[Dataset excerpts]
--*--
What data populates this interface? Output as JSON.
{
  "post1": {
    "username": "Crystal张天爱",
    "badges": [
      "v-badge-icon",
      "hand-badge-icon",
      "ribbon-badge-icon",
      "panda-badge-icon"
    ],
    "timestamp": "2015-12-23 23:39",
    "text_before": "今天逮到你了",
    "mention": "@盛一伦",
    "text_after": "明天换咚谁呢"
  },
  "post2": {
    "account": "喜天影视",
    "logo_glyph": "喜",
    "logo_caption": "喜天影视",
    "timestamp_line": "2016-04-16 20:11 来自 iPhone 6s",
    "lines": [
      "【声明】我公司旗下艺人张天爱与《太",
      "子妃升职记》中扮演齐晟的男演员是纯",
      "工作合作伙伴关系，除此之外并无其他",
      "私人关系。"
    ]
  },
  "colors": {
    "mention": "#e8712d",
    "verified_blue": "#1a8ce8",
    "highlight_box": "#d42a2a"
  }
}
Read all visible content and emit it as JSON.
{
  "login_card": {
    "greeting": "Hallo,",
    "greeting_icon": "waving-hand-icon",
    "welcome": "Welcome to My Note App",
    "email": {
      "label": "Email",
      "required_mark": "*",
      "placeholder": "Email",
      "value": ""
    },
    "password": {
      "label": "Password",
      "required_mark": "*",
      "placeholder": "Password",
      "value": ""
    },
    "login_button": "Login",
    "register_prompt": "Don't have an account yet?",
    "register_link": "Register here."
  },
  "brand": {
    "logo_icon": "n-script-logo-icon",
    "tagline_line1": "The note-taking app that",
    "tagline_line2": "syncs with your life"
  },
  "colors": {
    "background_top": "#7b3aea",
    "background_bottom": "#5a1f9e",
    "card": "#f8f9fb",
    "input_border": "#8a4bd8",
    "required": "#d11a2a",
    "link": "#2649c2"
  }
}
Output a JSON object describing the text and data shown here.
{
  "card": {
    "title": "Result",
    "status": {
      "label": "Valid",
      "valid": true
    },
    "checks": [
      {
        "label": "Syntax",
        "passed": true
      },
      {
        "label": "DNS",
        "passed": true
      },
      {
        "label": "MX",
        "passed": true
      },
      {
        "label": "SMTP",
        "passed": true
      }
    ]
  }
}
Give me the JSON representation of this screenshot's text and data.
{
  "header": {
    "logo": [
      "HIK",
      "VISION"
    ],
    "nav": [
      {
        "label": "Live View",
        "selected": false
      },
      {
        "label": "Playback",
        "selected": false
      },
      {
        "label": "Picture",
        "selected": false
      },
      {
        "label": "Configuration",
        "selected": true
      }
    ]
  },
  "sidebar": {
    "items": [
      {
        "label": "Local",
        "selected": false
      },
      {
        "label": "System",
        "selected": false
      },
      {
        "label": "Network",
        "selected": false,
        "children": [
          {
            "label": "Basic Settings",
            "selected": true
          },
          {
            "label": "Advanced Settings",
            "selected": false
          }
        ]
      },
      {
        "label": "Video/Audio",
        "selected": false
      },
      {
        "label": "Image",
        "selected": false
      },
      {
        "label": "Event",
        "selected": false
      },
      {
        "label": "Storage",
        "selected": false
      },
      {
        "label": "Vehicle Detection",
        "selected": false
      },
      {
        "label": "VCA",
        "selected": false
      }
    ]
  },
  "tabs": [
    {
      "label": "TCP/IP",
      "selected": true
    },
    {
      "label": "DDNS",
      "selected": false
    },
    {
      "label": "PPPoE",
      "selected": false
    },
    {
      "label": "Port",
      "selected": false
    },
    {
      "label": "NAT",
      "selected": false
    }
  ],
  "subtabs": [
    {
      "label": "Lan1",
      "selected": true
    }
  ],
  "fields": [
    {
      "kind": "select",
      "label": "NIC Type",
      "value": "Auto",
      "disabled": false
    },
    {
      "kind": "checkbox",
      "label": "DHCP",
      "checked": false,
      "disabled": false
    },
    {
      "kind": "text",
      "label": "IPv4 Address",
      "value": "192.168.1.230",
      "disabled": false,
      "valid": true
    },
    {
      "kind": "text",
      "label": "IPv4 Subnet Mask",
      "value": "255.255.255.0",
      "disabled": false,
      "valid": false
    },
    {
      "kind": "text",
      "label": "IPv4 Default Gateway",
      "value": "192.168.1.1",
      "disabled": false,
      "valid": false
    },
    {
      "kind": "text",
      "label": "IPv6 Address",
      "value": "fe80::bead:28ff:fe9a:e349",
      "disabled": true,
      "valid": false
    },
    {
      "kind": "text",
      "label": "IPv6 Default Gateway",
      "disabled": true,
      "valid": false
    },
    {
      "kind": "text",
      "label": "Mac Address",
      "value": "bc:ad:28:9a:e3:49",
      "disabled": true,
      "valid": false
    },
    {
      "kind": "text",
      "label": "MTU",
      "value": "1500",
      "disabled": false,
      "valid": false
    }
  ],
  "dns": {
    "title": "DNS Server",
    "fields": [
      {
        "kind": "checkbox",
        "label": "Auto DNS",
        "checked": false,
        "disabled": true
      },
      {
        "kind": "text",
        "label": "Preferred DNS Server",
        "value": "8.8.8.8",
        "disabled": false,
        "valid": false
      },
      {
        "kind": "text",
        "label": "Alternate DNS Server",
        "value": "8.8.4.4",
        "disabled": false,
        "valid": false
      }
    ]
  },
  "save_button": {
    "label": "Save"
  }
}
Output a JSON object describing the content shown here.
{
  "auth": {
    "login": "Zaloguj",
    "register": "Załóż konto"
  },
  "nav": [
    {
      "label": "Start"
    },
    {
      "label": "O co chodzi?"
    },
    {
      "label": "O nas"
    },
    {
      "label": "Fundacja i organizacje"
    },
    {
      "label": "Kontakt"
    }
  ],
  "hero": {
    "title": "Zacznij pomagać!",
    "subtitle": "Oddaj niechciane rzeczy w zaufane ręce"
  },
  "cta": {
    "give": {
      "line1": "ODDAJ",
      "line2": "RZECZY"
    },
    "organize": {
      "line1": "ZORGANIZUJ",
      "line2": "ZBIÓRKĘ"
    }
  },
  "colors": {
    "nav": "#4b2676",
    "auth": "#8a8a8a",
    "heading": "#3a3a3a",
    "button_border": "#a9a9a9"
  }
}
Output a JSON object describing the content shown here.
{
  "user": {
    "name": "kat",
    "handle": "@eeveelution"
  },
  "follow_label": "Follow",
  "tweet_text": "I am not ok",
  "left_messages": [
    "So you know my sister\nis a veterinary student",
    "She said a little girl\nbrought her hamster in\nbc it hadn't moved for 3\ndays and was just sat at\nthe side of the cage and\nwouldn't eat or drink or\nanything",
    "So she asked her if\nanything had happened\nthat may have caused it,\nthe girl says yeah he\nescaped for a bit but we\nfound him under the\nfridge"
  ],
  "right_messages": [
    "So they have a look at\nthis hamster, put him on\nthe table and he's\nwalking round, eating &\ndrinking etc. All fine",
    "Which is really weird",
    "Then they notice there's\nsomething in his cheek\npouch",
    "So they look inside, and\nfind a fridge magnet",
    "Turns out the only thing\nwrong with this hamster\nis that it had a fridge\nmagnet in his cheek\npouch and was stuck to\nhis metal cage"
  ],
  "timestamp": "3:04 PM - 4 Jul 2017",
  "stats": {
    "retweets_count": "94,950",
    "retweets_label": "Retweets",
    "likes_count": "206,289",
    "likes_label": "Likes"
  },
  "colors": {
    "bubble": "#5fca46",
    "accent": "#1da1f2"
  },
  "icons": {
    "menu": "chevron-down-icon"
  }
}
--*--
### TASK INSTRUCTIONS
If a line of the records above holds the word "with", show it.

### RESULT OF THE EXERCISE
    "tagline_line2": "syncs with your life"
    "Turns out the only thing\nwrong with this hamster\nis that it had a fridge\nmagnet in his cheek\npouch and was stuck to\nhis metal cage"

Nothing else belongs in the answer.